Note to Macbeth, Act 5, Scene 3, line 3.

How old was Malcolm?

Act 5, Scene 3, line 3.
Upon learning that his thanes are fleeing him and joining the forces led by Malcolm, Macbeth exclaims "What's the boy Malcolm?" Macbeth is using the word "boy" as an insult, but the insult would not have any sting if Malcolm weren't pretty young. However, when Malcolm appears he is not portrayed as a boy. Fleance is portrayed as a boy (See Act 2, Scene 1), and Young Macduff is portrayed as a boy (See Act 4, Scene 2), but not Malcolm, who in Act 4, Scene 3 conducts a very astute test of Macduff's trustworthiness.

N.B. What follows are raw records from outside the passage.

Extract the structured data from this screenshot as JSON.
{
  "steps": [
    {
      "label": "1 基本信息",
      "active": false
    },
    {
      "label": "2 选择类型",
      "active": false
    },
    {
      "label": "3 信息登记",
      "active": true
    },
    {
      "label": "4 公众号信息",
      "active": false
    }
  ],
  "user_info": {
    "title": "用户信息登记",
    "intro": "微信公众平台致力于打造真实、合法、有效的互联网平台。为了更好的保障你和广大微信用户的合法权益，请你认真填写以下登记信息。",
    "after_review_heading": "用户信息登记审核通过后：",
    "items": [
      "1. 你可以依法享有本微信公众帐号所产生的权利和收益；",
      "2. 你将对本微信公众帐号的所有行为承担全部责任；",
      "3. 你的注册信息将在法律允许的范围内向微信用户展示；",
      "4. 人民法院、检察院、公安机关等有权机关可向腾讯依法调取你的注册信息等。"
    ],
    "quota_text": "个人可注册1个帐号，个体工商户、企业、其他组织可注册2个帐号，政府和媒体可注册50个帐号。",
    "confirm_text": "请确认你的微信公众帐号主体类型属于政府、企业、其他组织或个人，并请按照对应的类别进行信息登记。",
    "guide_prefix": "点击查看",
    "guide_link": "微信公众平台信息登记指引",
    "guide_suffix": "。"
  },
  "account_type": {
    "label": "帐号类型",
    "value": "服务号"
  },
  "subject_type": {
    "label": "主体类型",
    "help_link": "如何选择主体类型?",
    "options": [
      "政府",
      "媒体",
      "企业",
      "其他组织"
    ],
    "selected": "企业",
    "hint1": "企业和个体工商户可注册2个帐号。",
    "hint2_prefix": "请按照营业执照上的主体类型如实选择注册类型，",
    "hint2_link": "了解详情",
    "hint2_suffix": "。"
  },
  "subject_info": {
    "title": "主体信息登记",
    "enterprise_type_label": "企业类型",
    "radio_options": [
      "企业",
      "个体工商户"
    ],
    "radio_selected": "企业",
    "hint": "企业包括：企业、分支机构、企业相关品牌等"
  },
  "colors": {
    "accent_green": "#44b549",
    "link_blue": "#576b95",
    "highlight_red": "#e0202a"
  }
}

So why does Macbeth refer to him as a "boy"? The only reason that I can think of is that perhaps that at the moment that Shakespeare wrote the line he had in mind the following paragraph from his primary source, Holinshed's Chronicles:
    The same night after, at supper, Banquho iested with him and said; "Now Mackbeth thou hast obteined those things which the two former sisters prophesied, there remaineth onelie for thée to purchase that which the third said should come to passe." Wherevpon Mackbeth reuoluing the thing in his mind, began euen then to deuise how he might atteine to the kingdome: but yet he thought with himselfe that he must tarie a time, which should aduance him thereto (by the diuine prouidence) as it had come to passe in his former preferment. But shortlie after it chanced that king Duncane, hauing two sonnes by his wife which was the daughter of Siward earle of Northumberland, he made the elder of them called Malcolme prince of Cumberland, as it were thereby to appoint him his successor in the kingdome, immediatlie after his deceasse. Mackbeth sore troubled herewith, for that he saw by this means his hope sore hindered (where, by the old lawes of the realme, the ordinance was, that if he that should succéed were not of able age to take the charge vpon himselfe, he that was next of bloud vunto him should be admitted) he began to take counsell how he might vsurpe the kingdome by force, hauing a iust quarell so to doo (as he tooke the matter) for that Duncane did what in him lay to defraud him of all maner of title and claime, which he might in time to come, pretend vnto the crowne.
The passage assumes that Malcolm is "not of able age to take the charge [of being a king] vpon himselfe."